The living room where it happens- Hamilton
Hamilton opened on Broadway in July 2015 and was nominated for 16 Tony Awards, eventually walking away with 11 wins. When it crossed to London’s West End it won another seven Olivier Awards, so it’s no surprise that people, Kelly Bishop included, were excited for Hamilton to come to Disney’s streaming service, Disney Plus.
The musical follows the life of Alexander Hamilton, one of America’s founding fathers, in two acts, drawing on pop, hip hop, and R&B alongside a traditional musical theatre style. The balance between rap and singing allows for those not well versed in musical theatre to be welcomed into the genre with open arms.
Back in March, before Covid19, Hamilton was a nearly sold-out show and a ticket in the stalls could set you back almost £200 for a Saturday show. So imagine the delight for theatre-goers when at the beginning of June it was announced that Disney Plus had bought the rights to a recording of the original cast. Not only would people get to see the show, but they get to see it in one of its purest forms, with Lin Manuel Miranda as the titular character.

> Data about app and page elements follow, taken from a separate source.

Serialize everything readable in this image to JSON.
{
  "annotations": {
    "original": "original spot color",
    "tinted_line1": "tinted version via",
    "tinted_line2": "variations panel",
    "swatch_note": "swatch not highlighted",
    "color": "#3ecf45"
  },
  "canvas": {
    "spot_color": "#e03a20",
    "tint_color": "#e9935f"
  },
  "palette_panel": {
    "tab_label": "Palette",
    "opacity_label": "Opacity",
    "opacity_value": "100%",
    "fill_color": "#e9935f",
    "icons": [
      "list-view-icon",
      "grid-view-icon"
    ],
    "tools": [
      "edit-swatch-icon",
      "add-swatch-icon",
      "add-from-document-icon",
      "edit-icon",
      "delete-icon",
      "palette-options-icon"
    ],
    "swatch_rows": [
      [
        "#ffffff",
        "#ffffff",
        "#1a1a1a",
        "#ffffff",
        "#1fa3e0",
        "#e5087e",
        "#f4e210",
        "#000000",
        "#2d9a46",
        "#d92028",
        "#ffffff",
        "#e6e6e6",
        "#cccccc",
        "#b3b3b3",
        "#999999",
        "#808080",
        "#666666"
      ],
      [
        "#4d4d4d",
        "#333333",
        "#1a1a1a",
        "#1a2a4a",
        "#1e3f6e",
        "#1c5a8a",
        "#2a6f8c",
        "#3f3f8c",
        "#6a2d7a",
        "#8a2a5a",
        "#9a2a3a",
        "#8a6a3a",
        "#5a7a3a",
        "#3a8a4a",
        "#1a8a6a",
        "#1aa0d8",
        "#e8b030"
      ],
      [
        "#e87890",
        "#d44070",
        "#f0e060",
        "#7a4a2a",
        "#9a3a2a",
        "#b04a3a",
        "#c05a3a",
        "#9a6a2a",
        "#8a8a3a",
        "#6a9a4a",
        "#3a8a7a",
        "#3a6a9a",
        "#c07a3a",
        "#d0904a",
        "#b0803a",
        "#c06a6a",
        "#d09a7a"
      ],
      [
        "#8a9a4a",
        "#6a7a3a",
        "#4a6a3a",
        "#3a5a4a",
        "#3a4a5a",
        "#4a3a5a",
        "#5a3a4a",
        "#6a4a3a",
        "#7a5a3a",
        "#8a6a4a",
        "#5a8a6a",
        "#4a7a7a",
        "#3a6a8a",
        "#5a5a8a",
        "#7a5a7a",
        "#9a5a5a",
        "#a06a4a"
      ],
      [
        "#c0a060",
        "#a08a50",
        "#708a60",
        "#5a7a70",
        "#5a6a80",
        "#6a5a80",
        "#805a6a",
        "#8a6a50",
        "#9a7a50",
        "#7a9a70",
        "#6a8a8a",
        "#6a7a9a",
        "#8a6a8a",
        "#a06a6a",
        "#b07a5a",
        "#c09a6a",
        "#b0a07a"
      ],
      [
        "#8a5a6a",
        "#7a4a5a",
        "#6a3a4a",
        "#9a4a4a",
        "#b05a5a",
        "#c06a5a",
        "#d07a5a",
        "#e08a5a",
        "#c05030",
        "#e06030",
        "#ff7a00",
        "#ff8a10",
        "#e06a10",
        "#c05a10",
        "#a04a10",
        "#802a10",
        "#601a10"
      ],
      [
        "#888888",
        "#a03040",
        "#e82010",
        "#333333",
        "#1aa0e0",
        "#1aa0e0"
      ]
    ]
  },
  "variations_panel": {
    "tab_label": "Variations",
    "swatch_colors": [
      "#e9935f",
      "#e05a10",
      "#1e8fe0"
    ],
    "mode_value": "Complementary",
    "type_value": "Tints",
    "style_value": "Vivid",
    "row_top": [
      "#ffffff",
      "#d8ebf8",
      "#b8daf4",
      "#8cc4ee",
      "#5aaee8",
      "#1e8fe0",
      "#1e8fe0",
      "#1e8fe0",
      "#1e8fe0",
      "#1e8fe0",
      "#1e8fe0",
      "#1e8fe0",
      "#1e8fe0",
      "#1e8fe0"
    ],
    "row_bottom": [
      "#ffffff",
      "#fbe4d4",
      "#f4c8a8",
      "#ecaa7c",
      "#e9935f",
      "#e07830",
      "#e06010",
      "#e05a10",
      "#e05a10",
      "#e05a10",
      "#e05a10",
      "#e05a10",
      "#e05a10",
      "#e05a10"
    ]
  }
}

Miranda does a great job throughout this show, particularly in the second act which deals heavily with the pressures of Hamilton’s government role, disloyalty and grief. His visible distress, shown so close, is captivating. It’s easy to imagine the same emotion can be seen even in the back seats of the upper circle.
However, it is not just his performance that should be applauded. Daveed Diggs, as Marquis de Lafayette, raps at speed with a French accent through Guns and Ships. He then, for the second act, plays Thomas Jefferson, a complete switch in style to a more bluesy sound playing comedically off of Okieriete Onaodowan’s James Maddison.
Christopher Jackson as George Washington is a powerhouse. Performing History Has Its Eyes on You and One Last Time with the softness you'd expect of a late 90s R&B singer but also the power of a preacher respectively.
King George III played by Jonathon Groff is equally menacing and hilarious, helping to balance the tone. He usually appears to offset some major life change for our protagonists. You’ll Be Back comes just after Hamilton makes his group of friends and starts a revolution, What Comes Next follows their victory in Yorktown and I Know Him punctuates Washington stepping down from office. It splits the musical into its three time periods over two acts while poking fun at the British (of-course).
With this, you may have realised that none of the female roles have been highlighted. Well, that would be because, discounting the ensemble dancers who are all fantastic in their own right, there are just three principle females playing four roles: Angelica (Renée Elise Goldsberry), Eliza (Phillipa Soo), and Peggy Schuyler and Maria Reynolds (Jasmine Cephas Jones). Of the 46 songs, approximately 16 feature sung roles by these actors.
While Hamilton made great strides to cast its leads as black actors, it misses the mark in giving women a voice. Jasmine Cephas Jones’ character Peggy sings five solo lines, three of which are her own name. Her act two-character Maria Reynolds sings approximately 26. There is one other mentioned woman in the musical, Theodosia, a woman married to a British officer in Georgia, conducting an affair with Hamilton’s rival Aaron Burr, played by Leslie Odom Jr.
Despite this, all three principle female actors perform with power and emotion throughout. Particular emphasis should be given to Phillipa Soo who captures the audience whenever she is on stage, from bright-eyed in Helpless to grieving and sombre with Who Lives, Who Dies, Who Tells Your Story which closes the show.
Being able to watch in the comfort of your own home gives you a number of benefits compared to a trip to the theatre. The stage recording puts you right up close to the actors with the best possible angle of every scene rather than being caught with either someone tall sat in front of you or a simple safety railing. The vocals are as close to that of the original cast recording as it will ever be again.
You also have the added benefit of being able to cry in the relative privacy of your own home, for £5.99 a month.
Overwhelmingly, this musical film is just what is needed right now. It has lines throughout that have been seen in the Black Lives Matter protests and features a predominantly black cast that is there as a reminder that not enough mainstream shows display diversity like Hamilton.
The show acts as a reminder that due to Covid19 our theatres, cinemas, and other art forms will be struggling. Filmed theatre has helped to keep us going through quarantine, the least we can do, when it is safe to do so, is head back to the venues and support our arts and entertainment creators.
Subscribe here to Fresh Take for more opinions on the world of film and television.
And subscribe to our podcast here.